For high-availability, this should be managed by a process manager like systemd.


Arroyo ships with two schedulers that can be used for VM deployments: process and node.

Process scheduler

The process scheduler is the default. It runs pipelines by spawning new processes on the same host as the control plane. This is great for simple, single-node deployments as no other infrastructure is required.

To use the process scheduler, run the control plane with SCHEDULER=process or with no SCHEDULER configuration.

Node scheduler

The node scheduler supports running a distributed Arroyo cluster without requiring Kubernetes or another complex distributed runtime. An Arroyo node cluster is made up on some number of hosts running the node process, which are able to schedule work, and a control plane running with SCHEDULER=node.

A node can be run via the arroyo-bin binary or Docker image:

$ CONTROLLER_ADDR=http://localhost:9190 arroyo-bin node

Replace the CONTROLLER_ADDR configuration with the host and port that the controller is running on.

Note that the node should always be run within a process manager that restarts it, like systemd; nodes are designed to restart when they lose connection to the controller.

Nodes can be configured with a given number of slots, via the SLOTS_PER_NODE environment variable. This controls how many parallel subtasks can run on that node; typically, you would want to set this to the number of CPUs but this can be somewhat hardware and workload dependent.
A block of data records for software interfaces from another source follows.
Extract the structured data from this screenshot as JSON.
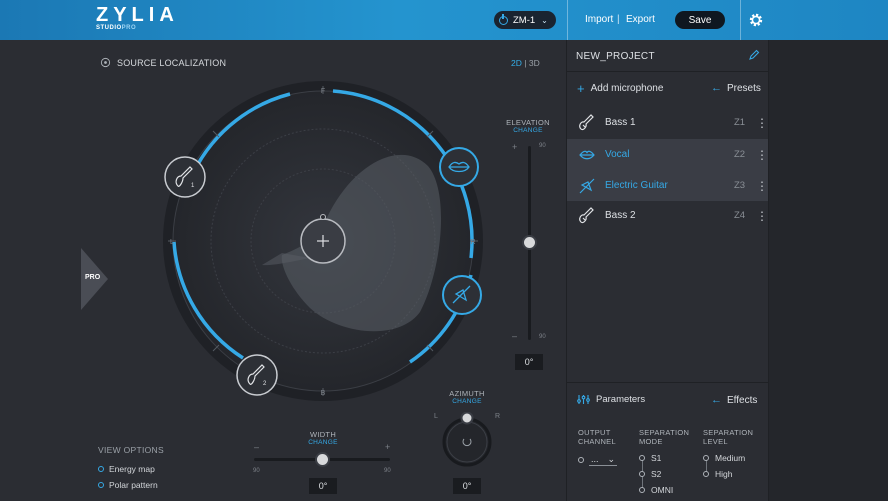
{
  "app": {
    "logo_text": "ZYLIA",
    "logo_sub_1": "STUDIO",
    "logo_sub_2": "PRO",
    "device": "ZM-1",
    "import_label": "Import",
    "separator": "|",
    "export_label": "Export",
    "save_label": "Save"
  },
  "source": {
    "title": "SOURCE LOCALIZATION",
    "mode_2d": "2D",
    "mode_sep": "|",
    "mode_3d": "3D",
    "active_mode": "2D",
    "pro_label": "PRO",
    "compass": {
      "front": "F",
      "back": "B",
      "left": "L",
      "right": "R"
    },
    "sources": [
      {
        "icon": "guitar-icon",
        "sub": "1",
        "active": false
      },
      {
        "icon": "guitar-icon",
        "sub": "2",
        "active": false
      },
      {
        "icon": "lips-icon",
        "active": true
      },
      {
        "icon": "electric-guitar-icon",
        "active": true
      }
    ]
  },
  "elevation": {
    "label": "ELEVATION",
    "change": "CHANGE",
    "max": "90",
    "min": "90",
    "plus": "+",
    "minus": "–",
    "value": "0°"
  },
  "width": {
    "label": "WIDTH",
    "change": "CHANGE",
    "left_val": "90",
    "right_val": "90",
    "minus": "–",
    "plus": "+",
    "value": "0°"
  },
  "azimuth": {
    "label": "AZIMUTH",
    "change": "CHANGE",
    "left": "L",
    "right": "R",
    "value": "0°"
  },
  "view_options": {
    "title": "VIEW OPTIONS",
    "items": [
      "Energy map",
      "Polar pattern"
    ]
  },
  "project": {
    "name": "NEW_PROJECT",
    "add_mic": "Add microphone",
    "presets": "Presets",
    "mics": [
      {
        "name": "Bass 1",
        "zone": "Z1",
        "icon": "guitar-icon",
        "selected": false
      },
      {
        "name": "Vocal",
        "zone": "Z2",
        "icon": "lips-icon",
        "selected": true
      },
      {
        "name": "Electric Guitar",
        "zone": "Z3",
        "icon": "electric-guitar-icon",
        "selected": true
      },
      {
        "name": "Bass 2",
        "zone": "Z4",
        "icon": "guitar-icon",
        "selected": false
      }
    ]
  },
  "parameters": {
    "title": "Parameters",
    "effects": "Effects",
    "output_channel_1": "OUTPUT",
    "output_channel_2": "CHANNEL",
    "output_value": "...",
    "sep_mode_1": "SEPARATION",
    "sep_mode_2": "MODE",
    "sep_modes": [
      "S1",
      "S2",
      "OMNI"
    ],
    "sep_level_1": "SEPARATION",
    "sep_level_2": "LEVEL",
    "sep_levels": [
      "Medium",
      "High"
    ]
  },
  "colors": {
    "accent": "#35a9e6",
    "bg": "#2b2d33",
    "topbar": "#1e86c3"
  }
}
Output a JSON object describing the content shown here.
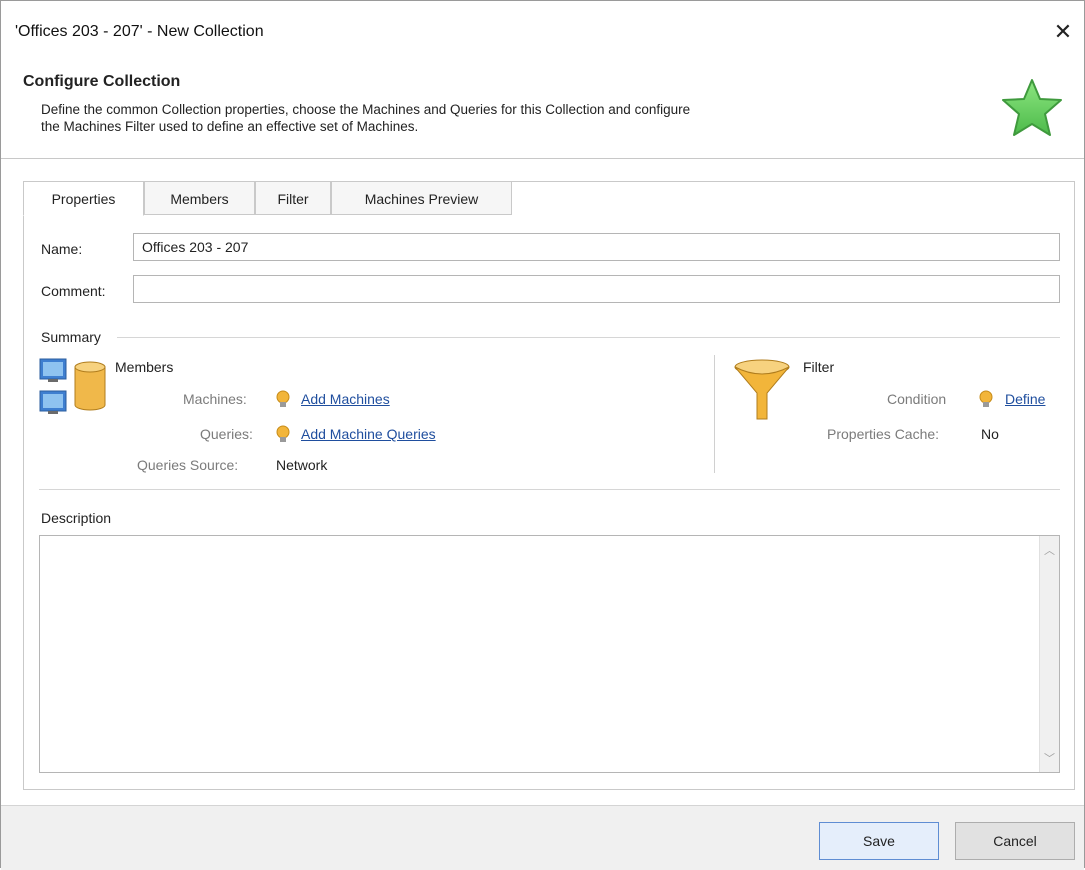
{
  "window": {
    "title": "'Offices 203 - 207' - New Collection",
    "close_icon": "close-icon"
  },
  "header": {
    "title": "Configure Collection",
    "description_line1": "Define the common Collection properties, choose the Machines and Queries for this Collection and configure",
    "description_line2": "the Machines Filter used to define an effective set of Machines.",
    "icon": "star-icon"
  },
  "tabs": [
    {
      "label": "Properties",
      "active": true
    },
    {
      "label": "Members",
      "active": false
    },
    {
      "label": "Filter",
      "active": false
    },
    {
      "label": "Machines Preview",
      "active": false
    }
  ],
  "form": {
    "name_label": "Name:",
    "name_value": "Offices 203 - 207",
    "comment_label": "Comment:",
    "comment_value": ""
  },
  "summary": {
    "label": "Summary",
    "members": {
      "title": "Members",
      "machines_label": "Machines:",
      "machines_link": "Add Machines",
      "queries_label": "Queries:",
      "queries_link": "Add Machine Queries",
      "source_label": "Queries Source:",
      "source_value": "Network"
    },
    "filter": {
      "title": "Filter",
      "condition_label": "Condition",
      "condition_link": "Define",
      "cache_label": "Properties Cache:",
      "cache_value": "No"
    }
  },
  "description": {
    "label": "Description",
    "value": ""
  },
  "footer": {
    "save_label": "Save",
    "cancel_label": "Cancel"
  },
  "colors": {
    "accent_link": "#1f4e9e",
    "star_green": "#6fd06a",
    "funnel_orange": "#f2b53a"
  }
}
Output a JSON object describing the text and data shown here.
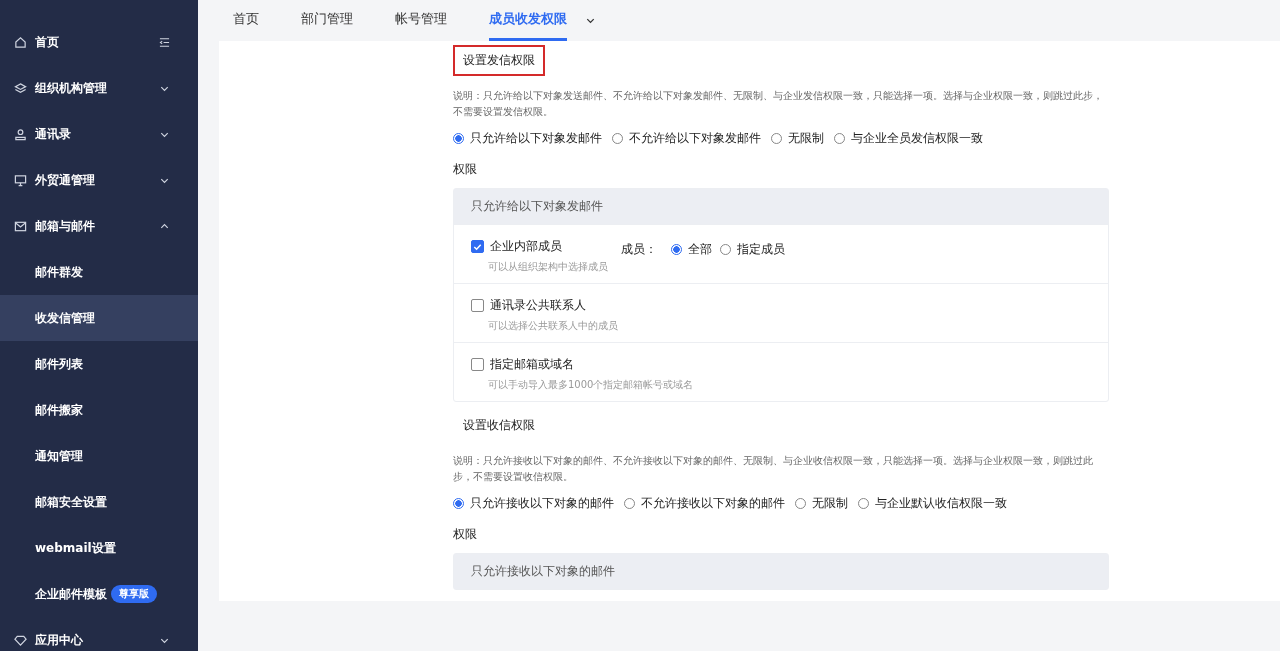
{
  "sidebar": {
    "items": [
      {
        "label": "首页",
        "kind": "home",
        "selected": false
      },
      {
        "label": "组织机构管理",
        "kind": "group",
        "expanded": false,
        "selected": false
      },
      {
        "label": "通讯录",
        "kind": "group",
        "expanded": false,
        "selected": false
      },
      {
        "label": "外贸通管理",
        "kind": "group",
        "expanded": false,
        "selected": false
      },
      {
        "label": "邮箱与邮件",
        "kind": "group",
        "expanded": true,
        "selected": false,
        "children": [
          {
            "label": "邮件群发",
            "selected": false
          },
          {
            "label": "收发信管理",
            "selected": true
          },
          {
            "label": "邮件列表",
            "selected": false
          },
          {
            "label": "邮件搬家",
            "selected": false
          },
          {
            "label": "通知管理",
            "selected": false
          },
          {
            "label": "邮箱安全设置",
            "selected": false
          },
          {
            "label": "webmail设置",
            "selected": false
          },
          {
            "label": "企业邮件模板",
            "badge": "尊享版",
            "selected": false
          }
        ]
      },
      {
        "label": "应用中心",
        "kind": "group",
        "expanded": false,
        "selected": false
      }
    ]
  },
  "tabs": [
    {
      "label": "首页",
      "selected": false
    },
    {
      "label": "部门管理",
      "selected": false
    },
    {
      "label": "帐号管理",
      "selected": false
    },
    {
      "label": "成员收发权限",
      "selected": true
    }
  ],
  "sections": [
    {
      "title": "设置发信权限",
      "highlighted": true,
      "note": "说明：只允许给以下对象发送邮件、不允许给以下对象发邮件、无限制、与企业发信权限一致，只能选择一项。选择与企业权限一致，则跳过此步，不需要设置发信权限。",
      "options": [
        {
          "label": "只允许给以下对象发邮件",
          "selected": true
        },
        {
          "label": "不允许给以下对象发邮件",
          "selected": false
        },
        {
          "label": "无限制",
          "selected": false
        },
        {
          "label": "与企业全员发信权限一致",
          "selected": false
        }
      ],
      "permission_label": "权限",
      "card_title": "只允许给以下对象发邮件",
      "rows": [
        {
          "label": "企业内部成员",
          "hint": "可以从组织架构中选择成员",
          "checked": true,
          "member_label": "成员：",
          "member_options": [
            {
              "label": "全部",
              "selected": true
            },
            {
              "label": "指定成员",
              "selected": false
            }
          ]
        },
        {
          "label": "通讯录公共联系人",
          "hint": "可以选择公共联系人中的成员",
          "checked": false
        },
        {
          "label": "指定邮箱或域名",
          "hint": "可以手动导入最多1000个指定邮箱帐号或域名",
          "checked": false
        }
      ]
    },
    {
      "title": "设置收信权限",
      "highlighted": false,
      "note": "说明：只允许接收以下对象的邮件、不允许接收以下对象的邮件、无限制、与企业收信权限一致，只能选择一项。选择与企业权限一致，则跳过此步，不需要设置收信权限。",
      "options": [
        {
          "label": "只允许接收以下对象的邮件",
          "selected": true
        },
        {
          "label": "不允许接收以下对象的邮件",
          "selected": false
        },
        {
          "label": "无限制",
          "selected": false
        },
        {
          "label": "与企业默认收信权限一致",
          "selected": false
        }
      ],
      "permission_label": "权限",
      "card_title": "只允许接收以下对象的邮件"
    }
  ]
}
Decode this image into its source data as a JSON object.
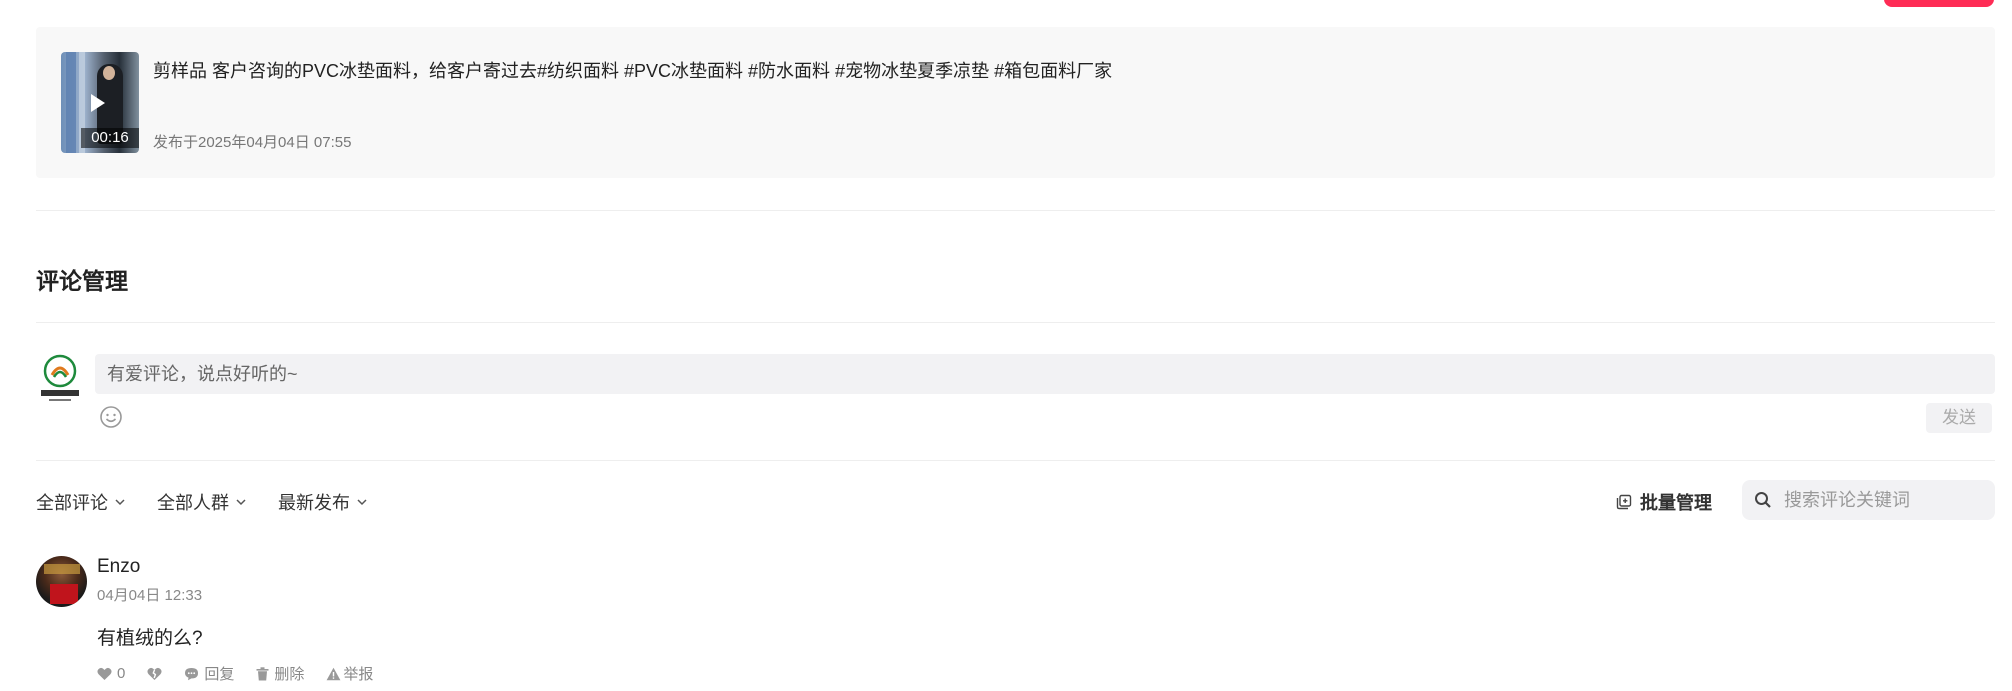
{
  "video": {
    "duration": "00:16",
    "title": "剪样品 客户咨询的PVC冰垫面料，给客户寄过去#纺织面料 #PVC冰垫面料 #防水面料 #宠物冰垫夏季凉垫 #箱包面料厂家",
    "published": "发布于2025年04月04日 07:55"
  },
  "section": {
    "title": "评论管理"
  },
  "composer": {
    "placeholder": "有爱评论，说点好听的~",
    "send_label": "发送"
  },
  "filters": {
    "all_comments": "全部评论",
    "all_audience": "全部人群",
    "latest": "最新发布",
    "batch_manage": "批量管理",
    "search_placeholder": "搜索评论关键词"
  },
  "comments": [
    {
      "user": "Enzo",
      "time": "04月04日 12:33",
      "text": "有植绒的么?",
      "likes": "0",
      "reply_label": "回复",
      "delete_label": "删除",
      "report_label": "举报"
    }
  ],
  "colors": {
    "accent": "#fe2c55",
    "card_bg": "#f8f8f8",
    "input_bg": "#f2f2f4"
  }
}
Prometheus is required for the Web UI metrics support. All Arroyo services run a Prometheus exporter on their admin HTTP port (8001 for the API, and 9191 for the controller) at /metrics.

The workers rely on the Prometheus pushgateway to produce metrics. You will need to run a pushgateway instance on the nodes that run the Arroyo workers at the default endpoint of localhost:9091, and you will need to configure your prometheus instance to scrape the pushgateways.